(Extracted records)

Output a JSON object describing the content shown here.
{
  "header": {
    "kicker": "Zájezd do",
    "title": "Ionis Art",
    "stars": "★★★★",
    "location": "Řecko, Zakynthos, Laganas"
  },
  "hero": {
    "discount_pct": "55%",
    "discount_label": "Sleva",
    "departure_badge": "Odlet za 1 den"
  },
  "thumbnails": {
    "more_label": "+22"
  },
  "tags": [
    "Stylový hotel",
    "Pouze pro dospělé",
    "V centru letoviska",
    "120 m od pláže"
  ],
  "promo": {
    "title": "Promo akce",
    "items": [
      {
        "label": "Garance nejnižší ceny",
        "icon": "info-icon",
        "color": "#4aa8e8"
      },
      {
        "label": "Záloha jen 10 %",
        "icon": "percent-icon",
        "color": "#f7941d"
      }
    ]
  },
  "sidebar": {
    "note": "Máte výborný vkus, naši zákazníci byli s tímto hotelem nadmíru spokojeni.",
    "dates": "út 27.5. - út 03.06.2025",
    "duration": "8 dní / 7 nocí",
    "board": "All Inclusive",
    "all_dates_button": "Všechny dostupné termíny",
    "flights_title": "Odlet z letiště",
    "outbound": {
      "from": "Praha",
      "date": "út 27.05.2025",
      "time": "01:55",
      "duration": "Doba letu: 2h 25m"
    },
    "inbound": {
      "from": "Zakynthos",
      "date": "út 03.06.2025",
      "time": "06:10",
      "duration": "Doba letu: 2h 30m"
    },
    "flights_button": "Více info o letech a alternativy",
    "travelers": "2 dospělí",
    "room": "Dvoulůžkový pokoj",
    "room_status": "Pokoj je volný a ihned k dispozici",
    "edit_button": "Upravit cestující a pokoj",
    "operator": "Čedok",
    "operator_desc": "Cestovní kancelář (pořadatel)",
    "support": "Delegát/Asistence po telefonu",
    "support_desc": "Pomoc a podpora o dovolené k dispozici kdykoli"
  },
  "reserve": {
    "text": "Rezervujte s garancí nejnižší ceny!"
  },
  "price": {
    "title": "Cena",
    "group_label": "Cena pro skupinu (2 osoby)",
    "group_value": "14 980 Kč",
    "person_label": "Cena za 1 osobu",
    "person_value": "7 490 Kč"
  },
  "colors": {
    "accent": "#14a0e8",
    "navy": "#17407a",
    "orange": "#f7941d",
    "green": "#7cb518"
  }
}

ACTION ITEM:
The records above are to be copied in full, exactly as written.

RESPONSE:
Output a JSON object describing the content shown here.
{
  "header": {
    "kicker": "Zájezd do",
    "title": "Ionis Art",
    "stars": "★★★★",
    "location": "Řecko, Zakynthos, Laganas"
  },
  "hero": {
    "discount_pct": "55%",
    "discount_label": "Sleva",
    "departure_badge": "Odlet za 1 den"
  },
  "thumbnails": {
    "more_label": "+22"
  },
  "tags": [
    "Stylový hotel",
    "Pouze pro dospělé",
    "V centru letoviska",
    "120 m od pláže"
  ],
  "promo": {
    "title": "Promo akce",
    "items": [
      {
        "label": "Garance nejnižší ceny",
        "icon": "info-icon",
        "color": "#4aa8e8"
      },
      {
        "label": "Záloha jen 10 %",
        "icon": "percent-icon",
        "color": "#f7941d"
      }
    ]
  },
  "sidebar": {
    "note": "Máte výborný vkus, naši zákazníci byli s tímto hotelem nadmíru spokojeni.",
    "dates": "út 27.5. - út 03.06.2025",
    "duration": "8 dní / 7 nocí",
    "board": "All Inclusive",
    "all_dates_button": "Všechny dostupné termíny",
    "flights_title": "Odlet z letiště",
    "outbound": {
      "from": "Praha",
      "date": "út 27.05.2025",
      "time": "01:55",
      "duration": "Doba letu: 2h 25m"
    },
    "inbound": {
      "from": "Zakynthos",
      "date": "út 03.06.2025",
      "time": "06:10",
      "duration": "Doba letu: 2h 30m"
    },
    "flights_button": "Více info o letech a alternativy",
    "travelers": "2 dospělí",
    "room": "Dvoulůžkový pokoj",
    "room_status": "Pokoj je volný a ihned k dispozici",
    "edit_button": "Upravit cestující a pokoj",
    "operator": "Čedok",
    "operator_desc": "Cestovní kancelář (pořadatel)",
    "support": "Delegát/Asistence po telefonu",
    "support_desc": "Pomoc a podpora o dovolené k dispozici kdykoli"
  },
  "reserve": {
    "text": "Rezervujte s garancí nejnižší ceny!"
  },
  "price": {
    "title": "Cena",
    "group_label": "Cena pro skupinu (2 osoby)",
    "group_value": "14 980 Kč",
    "person_label": "Cena za 1 osobu",
    "person_value": "7 490 Kč"
  },
  "colors": {
    "accent": "#14a0e8",
    "navy": "#17407a",
    "orange": "#f7941d",
    "green": "#7cb518"
  }
}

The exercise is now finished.